She concludes her response by expressing what a positive experience it was, how it was a celebration of women and of Latino culture, and how it tells little girls: “You’re strong. You’re beautiful. Everything about you, be proud of it.”
Lin Manuel Miranda, a fellow Latino of Hamilton fame, told AP Entertainment that Lopez, “Checked all the boxes and she made us so proud.”
Country singer Shania Twain, who performed the halftime show in 2003, approved as well saying: “They’re out there showing what a healthy, strong, confident woman looks like.”
How does Jennifer Lopez and Shakira’s performance compare to other performances?
One of the most disgusting aspects of the backlash is the sharing of various “crotch shots” of Shakira and Lopez during their performance, supposed proof of how inappropriate they were.
Those in support of the singers have taken to the internet in response, sharing memes showing similar still images of cheerleaders, gymnasts, and ballerinas to point out the hypocrisy in shaming the singers.

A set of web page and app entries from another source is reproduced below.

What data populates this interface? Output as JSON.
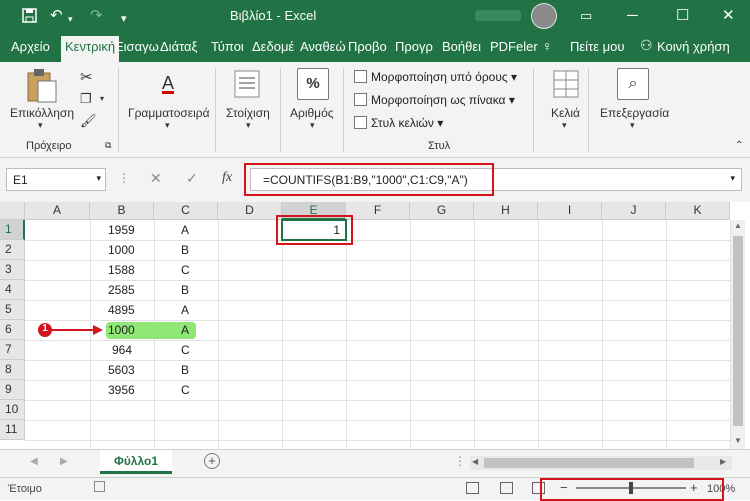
{
  "titlebar": {
    "title": "Βιβλίο1  -  Excel",
    "save_icon": "save-icon",
    "undo_icon": "undo-icon",
    "redo_icon": "redo-icon",
    "qat_icon": "customize-icon",
    "minimize": "─",
    "ribbon_options": "▭",
    "maximize": "☐",
    "close": "✕"
  },
  "tabs": [
    "Αρχείο",
    "Κεντρική",
    "Εισαγω",
    "Διάταξ",
    "Τύποι",
    "Δεδομέ",
    "Αναθεώ",
    "Προβο",
    "Προγρ",
    "Βοήθει",
    "PDFeler",
    "Πείτε μου",
    "Κοινή χρήση"
  ],
  "ribbon": {
    "paste_label": "Επικόλληση",
    "clipboard_group": "Πρόχειρο",
    "font_label": "Γραμματοσειρά",
    "alignment_label": "Στοίχιση",
    "number_label": "Αριθμός",
    "number_icon": "%",
    "font_icon": "A",
    "conditional_formatting": "Μορφοποίηση υπό όρους",
    "format_as_table": "Μορφοποίηση ως πίνακα",
    "cell_styles": "Στυλ κελιών",
    "styles_group": "Στυλ",
    "cells_label": "Κελιά",
    "editing_label": "Επεξεργασία"
  },
  "formula_bar": {
    "name_box": "E1",
    "fx": "fx",
    "cancel": "✕",
    "enter": "✓",
    "formula": "=COUNTIFS(B1:B9,\"1000\",C1:C9,\"A\")"
  },
  "grid": {
    "columns": [
      "A",
      "B",
      "C",
      "D",
      "E",
      "F",
      "G",
      "H",
      "I",
      "J",
      "K"
    ],
    "rows": [
      "1",
      "2",
      "3",
      "4",
      "5",
      "6",
      "7",
      "8",
      "9",
      "10",
      "11"
    ],
    "col_b": [
      "1959",
      "1000",
      "1588",
      "2585",
      "4895",
      "1000",
      "964",
      "5603",
      "3956"
    ],
    "col_c": [
      "A",
      "B",
      "C",
      "B",
      "A",
      "A",
      "C",
      "B",
      "C"
    ],
    "e1": "1"
  },
  "annotation": {
    "marker": "1"
  },
  "sheets": {
    "active": "Φύλλο1",
    "add": "+"
  },
  "status": {
    "text": "Έτοιμο",
    "zoom": "100%"
  },
  "colors": {
    "excel_green": "#217346",
    "highlight": "#7be35f",
    "annotation_red": "#d4141c"
  }
}
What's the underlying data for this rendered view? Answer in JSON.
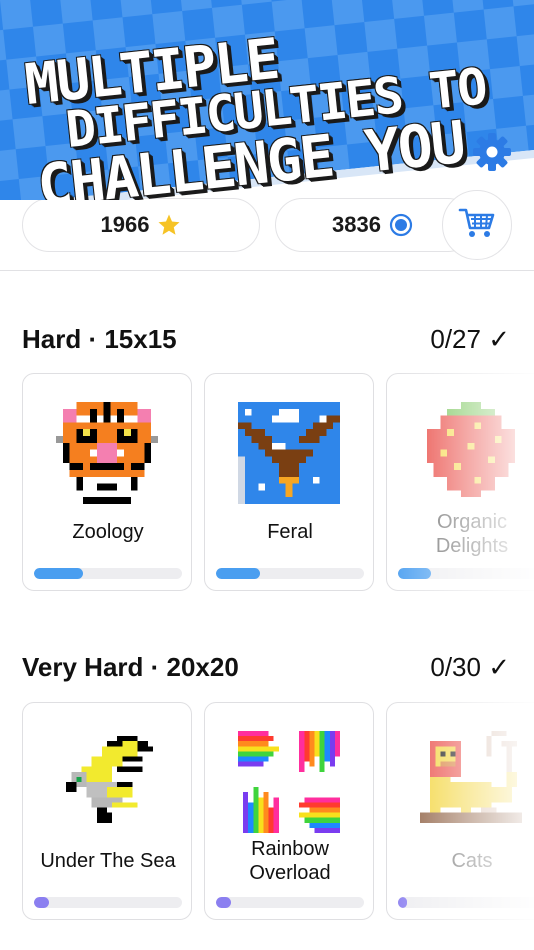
{
  "banner": {
    "line1": "Multiple",
    "line2": "difficulties to",
    "line3": "challenge you"
  },
  "balance": {
    "stars": "1966",
    "coins": "3836"
  },
  "sections": [
    {
      "title": "Hard · 15x15",
      "count": "0/27 ✓",
      "cards": [
        {
          "label": "Zoology",
          "progress": 0.33
        },
        {
          "label": "Feral",
          "progress": 0.3
        },
        {
          "label": "Organic Delights",
          "progress": 0.22
        }
      ]
    },
    {
      "title": "Very Hard · 20x20",
      "count": "0/30 ✓",
      "cards": [
        {
          "label": "Under The Sea",
          "progress": 0.1
        },
        {
          "label": "Rainbow Overload",
          "progress": 0.1
        },
        {
          "label": "Cats",
          "progress": 0.06
        }
      ]
    }
  ],
  "colors": {
    "banner_blue": "#2f86ea",
    "banner_blue_light": "#5ea8f4",
    "accent_blue": "#2c7be5",
    "progress_blue": "#4a9ef0",
    "progress_purple": "#8b7ff0",
    "star": "#f6c326"
  },
  "icons": [
    "star-icon",
    "coin-icon",
    "cart-icon",
    "gear-icon"
  ]
}
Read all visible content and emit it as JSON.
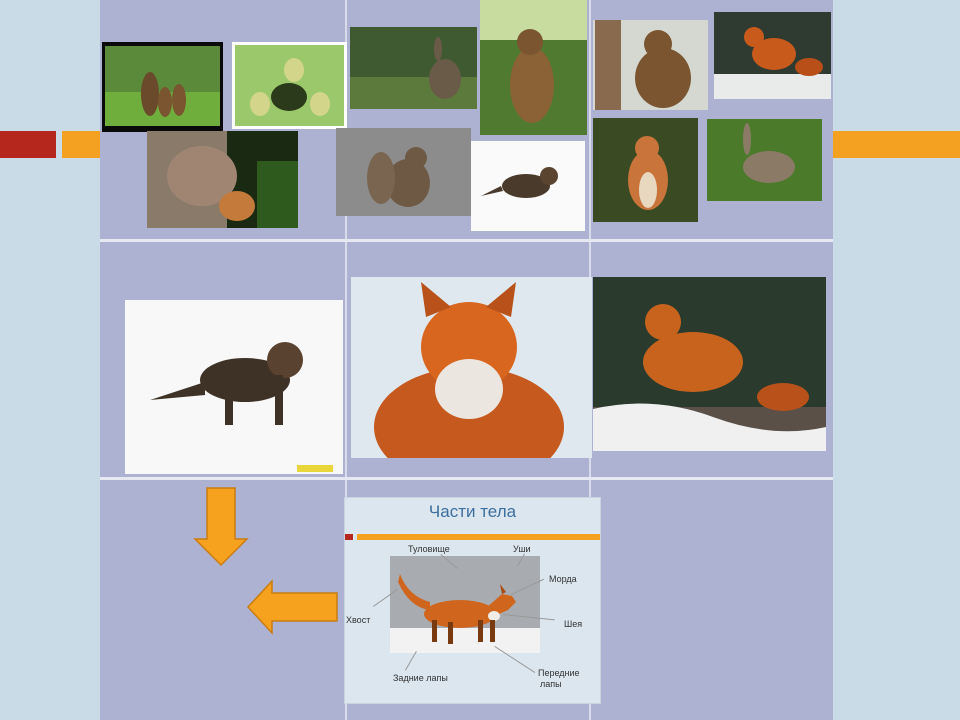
{
  "colors": {
    "slide_bg": "#c9dbe6",
    "table_bg": "#aeb2d2",
    "accent_red": "#b5261d",
    "accent_orange": "#f4a021",
    "title_blue": "#3c6f9e"
  },
  "photos": [
    "bear-family-photo",
    "rabbits-burrow-photo",
    "rabbit-grass-photo",
    "bear-cub-standing-photo",
    "bear-tree-photo",
    "fox-standing-photo",
    "fox-mother-cub-photo",
    "squirrel-eating-photo",
    "fox-cub-snow-small-photo",
    "red-squirrel-photo",
    "hare-photo",
    "fox-cub-snow-large-photo",
    "fox-portrait-photo",
    "fox-snow-forest-photo"
  ],
  "card": {
    "title": "Части тела",
    "labels": {
      "torso": "Туловище",
      "ears": "Уши",
      "muzzle": "Морда",
      "neck": "Шея",
      "tail": "Хвост",
      "front_legs_1": "Передние",
      "front_legs_2": "лапы",
      "hind_legs": "Задние лапы"
    }
  }
}
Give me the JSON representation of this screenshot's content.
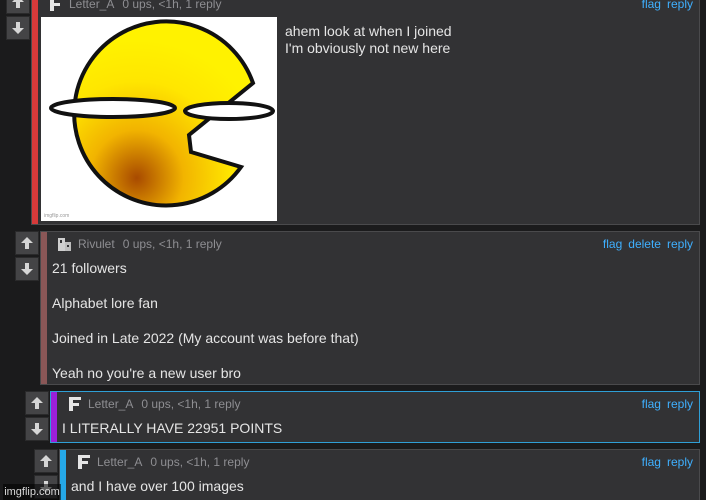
{
  "colors": {
    "comment_1_stripe": "#d63a3a",
    "comment_2_stripe": "#8a5757",
    "comment_3_stripe": "#9b1fd8",
    "comment_4_stripe": "#25a8e8",
    "link": "#3fb0ff"
  },
  "comments": [
    {
      "username": "Letter_A",
      "meta": "0 ups, <1h, 1 reply",
      "actions": [
        "flag",
        "reply"
      ],
      "lines": [
        "ahem look at when I joined",
        "I'm obviously not new here"
      ],
      "image_watermark": "imgflip.com"
    },
    {
      "username": "Rivulet",
      "meta": "0 ups, <1h, 1 reply",
      "actions": [
        "flag",
        "delete",
        "reply"
      ],
      "lines": [
        "21 followers",
        "Alphabet lore fan",
        "Joined in Late 2022 (My account was before that)",
        "Yeah no you're a new user bro"
      ]
    },
    {
      "username": "Letter_A",
      "meta": "0 ups, <1h, 1 reply",
      "actions": [
        "flag",
        "reply"
      ],
      "lines": [
        "I LITERALLY HAVE 22951 POINTS"
      ]
    },
    {
      "username": "Letter_A",
      "meta": "0 ups, <1h, 1 reply",
      "actions": [
        "flag",
        "reply"
      ],
      "lines": [
        "and I have over 100 images"
      ]
    }
  ],
  "footer": {
    "watermark": "imgflip.com"
  },
  "icons": {
    "upvote": "arrow-up-icon",
    "downvote": "arrow-down-icon"
  }
}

There are also plenty of memes showing a shirtless Adam Levine from last years halftime show next to Shakira and Lopez, wondering where the backlash was for him.
To be sure, there was some backlash about Levine at the time, with over 50 FCC complaints filed over his exposed nipples, however, the complaints were mostly satirical. Their aim was to point out the hypocrisy of how poorly Janet Jackson was treated after her wardrobe malfunction during her performance, later known as “Nipplegate.”
Let’s face it, the reality is Super Bowl performances, and pop performances in general, have been and will continue to be sexy. So the question that the latest uproar has brought firmly into the collective consciousness is this: Who gets a pass, and who gets blasted, and why?